Antonyms

Antonyms to “let go” include “retenir” (to hold back or retain) and “s’accrocher” (to hold on or hang on).

Mistakes To Avoid When Using The French Word For “Let Go”

When learning a new language, it’s common to make mistakes. French is no exception, especially when it comes to the word for “let go.” Non-native speakers often make the following mistakes:

  • Using “laisser” instead of “lâcher”
  • Using “lâcher prise” instead of “lâcher”
  • Using “relâcher” instead of “lâcher”

Highlighting These Mistakes And Providing Tips To Avoid Them

Using “laisser” instead of “lâcher” is a common mistake made by non-native speakers. “Laisser” means “to let” or “to allow,” while “lâcher” means “to let go” or “to release.” To avoid this mistake, it’s important to remember that “lâcher” is the correct word to use when you want to say “let go” in French.

Another mistake that non-native speakers make is using “lâcher prise” instead of “lâcher.” “Lâcher prise” means “to let go” in the sense of “letting go of control” or “letting go of a situation.” It’s important to remember that “lâcher” is the word to use when you want to say “let go” in the sense of physically releasing something.

Lastly, non-native speakers often use “relâcher” instead of “lâcher.” “Relâcher” means “to release” or “to loosen,” but it’s not the correct word to use when you want to say “let go.” To avoid this mistake, remember to use “lâcher” instead of “relâcher” when you want to say “let go” in French.

In summary, when using the French word for “let go,” it’s important to remember the correct word to use and avoid common mistakes. Use “lâcher” instead of “laisser” or “relâcher,” and remember that “lâcher prise” is a different phrase that means “letting go” in a different sense.

Conclusion

In conclusion, we have explored the various ways to express the concept of letting go in French. We started by discussing the verb “lâcher,” which is the most common and versatile term for this purpose. We then delved into several idiomatic expressions that convey similar meanings, such as “laisser tomber” and “laisser partir.” We also learned about the nuances and contexts in which these expressions are used.

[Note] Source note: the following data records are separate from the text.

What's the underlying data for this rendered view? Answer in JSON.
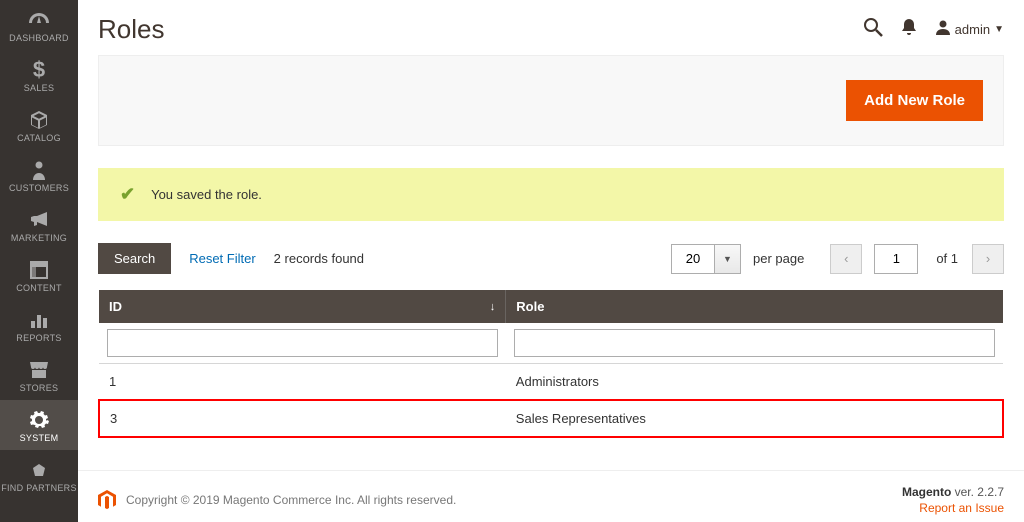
{
  "sidebar": {
    "items": [
      {
        "label": "DASHBOARD",
        "icon": "dashboard"
      },
      {
        "label": "SALES",
        "icon": "dollar"
      },
      {
        "label": "CATALOG",
        "icon": "cube"
      },
      {
        "label": "CUSTOMERS",
        "icon": "person"
      },
      {
        "label": "MARKETING",
        "icon": "megaphone"
      },
      {
        "label": "CONTENT",
        "icon": "layout"
      },
      {
        "label": "REPORTS",
        "icon": "bars"
      },
      {
        "label": "STORES",
        "icon": "storefront"
      },
      {
        "label": "SYSTEM",
        "icon": "gear"
      },
      {
        "label": "FIND PARTNERS",
        "icon": "partners"
      }
    ],
    "active_index": 8
  },
  "header": {
    "title": "Roles",
    "user": "admin"
  },
  "actions": {
    "add_new": "Add New Role"
  },
  "message": {
    "text": "You saved the role."
  },
  "filters": {
    "search": "Search",
    "reset": "Reset Filter",
    "records": "2 records found",
    "per_page_value": "20",
    "per_page_label": "per page",
    "page_current": "1",
    "page_of": "of 1"
  },
  "grid": {
    "columns": {
      "id": "ID",
      "role": "Role"
    },
    "rows": [
      {
        "id": "1",
        "role": "Administrators"
      },
      {
        "id": "3",
        "role": "Sales Representatives"
      }
    ],
    "highlight_row": 1
  },
  "footer": {
    "copyright": "Copyright © 2019 Magento Commerce Inc. All rights reserved.",
    "product": "Magento",
    "version": " ver. 2.2.7",
    "report": "Report an Issue"
  }
}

It is worth noting that mastering a language requires consistent practice and exposure. Therefore, we encourage you to incorporate the French equivalents of letting go into your daily conversations and interactions. Not only will this expand your vocabulary and improve your fluency, but it will also deepen your understanding of French culture and customs.

Remember that language learning is a journey, not a destination. Don’t be afraid to make mistakes or ask for help along the way. With dedication, patience, and a willingness to learn, you can become a proficient and confident French speaker.

Shawn Manaher

Shawn Manaher is the founder and CEO of The Content Authority and Transl8it.com. He’s a seasoned innovator, harnessing the power of technology to connect cultures through language. His worse translation though is when he refers to “pancakes” as “flat waffles”.